    The question of place and climate is most closely related to the question of nutrition. Nobody is free to live everywhere; and whoever has to solve great problems that challenge all his strength actually has a very restricted choice in this matter. The influence of climate on our metabolism, its retardation, its acceleration, goes so far that a mistaken choice of place and climate can not only estrange a man from his task but can actually keep it from him: he never gets to see it.
    Friedrich Nietzsche (1844–1900)

    The majority of persons choose their wives with as little prudence as they eat. They see a trull with nothing else to recommend her but a pair of thighs and choice hunkers, and so smart to void their seed that they marry her at once. They imagine they can live in marvelous contentment with handsome feet and ambrosial buttocks. Most men are accredited fools shortly after they leave the womb.
    Edward Dahlberg (1900–1977)

    We hold our hate too choice a thing

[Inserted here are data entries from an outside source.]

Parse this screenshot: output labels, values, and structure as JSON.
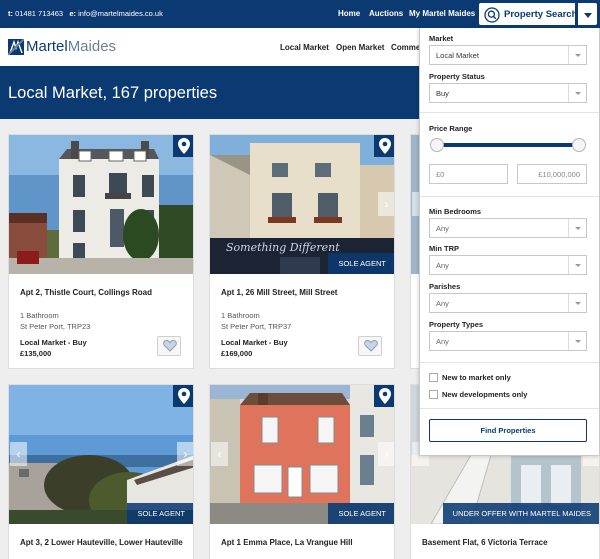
{
  "topbar": {
    "phone_prefix": "t:",
    "phone": "01481 713463",
    "email_prefix": "e:",
    "email": "info@martelmaides.co.uk",
    "nav": [
      "Home",
      "Auctions",
      "My Martel Maides"
    ],
    "property_search_label": "Property Search"
  },
  "header": {
    "logo_bold": "Martel",
    "logo_light": "Maides",
    "nav": [
      "Local Market",
      "Open Market",
      "Comme"
    ]
  },
  "banner": {
    "title": "Local Market, 167 properties"
  },
  "listings": [
    {
      "title": "Apt 2, Thistle Court, Collings Road",
      "detail": "1 Bathroom",
      "location": "St Peter Port, TRP23",
      "status": "Local Market - Buy",
      "price": "£135,000",
      "tag": ""
    },
    {
      "title": "Apt 1, 26 Mill Street, Mill Street",
      "detail": "1 Bathroom",
      "location": "St Peter Port, TRP37",
      "status": "Local Market - Buy",
      "price": "£169,000",
      "tag": "SOLE AGENT",
      "shop_sign": "Something Different"
    },
    {
      "title": "Apt 3, 2 Lower Hauteville, Lower Hauteville",
      "tag": "SOLE AGENT"
    },
    {
      "title": "Apt 1 Emma Place, La Vrangue Hill",
      "tag": "SOLE AGENT"
    },
    {
      "title": "Basement Flat, 6 Victoria Terrace",
      "tag": "UNDER OFFER WITH MARTEL MAIDES"
    }
  ],
  "filters": {
    "market": {
      "label": "Market",
      "value": "Local Market"
    },
    "property_status": {
      "label": "Property Status",
      "value": "Buy"
    },
    "price_range": {
      "label": "Price Range",
      "min": "£0",
      "max": "£10,000,000"
    },
    "min_bedrooms": {
      "label": "Min Bedrooms",
      "value": "Any"
    },
    "min_trp": {
      "label": "Min TRP",
      "value": "Any"
    },
    "parishes": {
      "label": "Parishes",
      "value": "Any"
    },
    "property_types": {
      "label": "Property Types",
      "value": "Any"
    },
    "new_to_market": "New to market only",
    "new_developments": "New developments only",
    "find_button": "Find Properties"
  },
  "colors": {
    "brand_navy": "#0b3a73",
    "page_bg": "#eeeeee"
  }
}
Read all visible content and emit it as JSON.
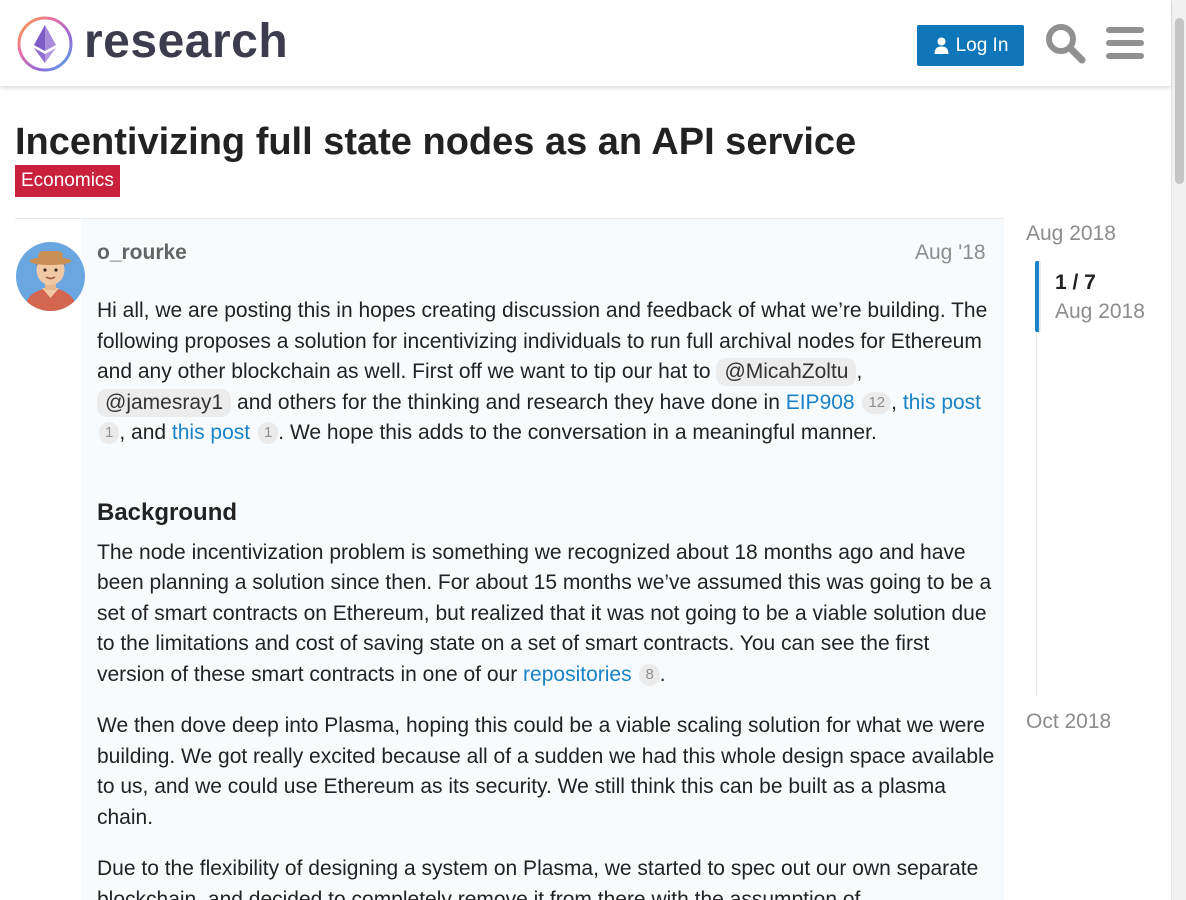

    For light and careless lavishing.
    Sir William Watson (1858–1936)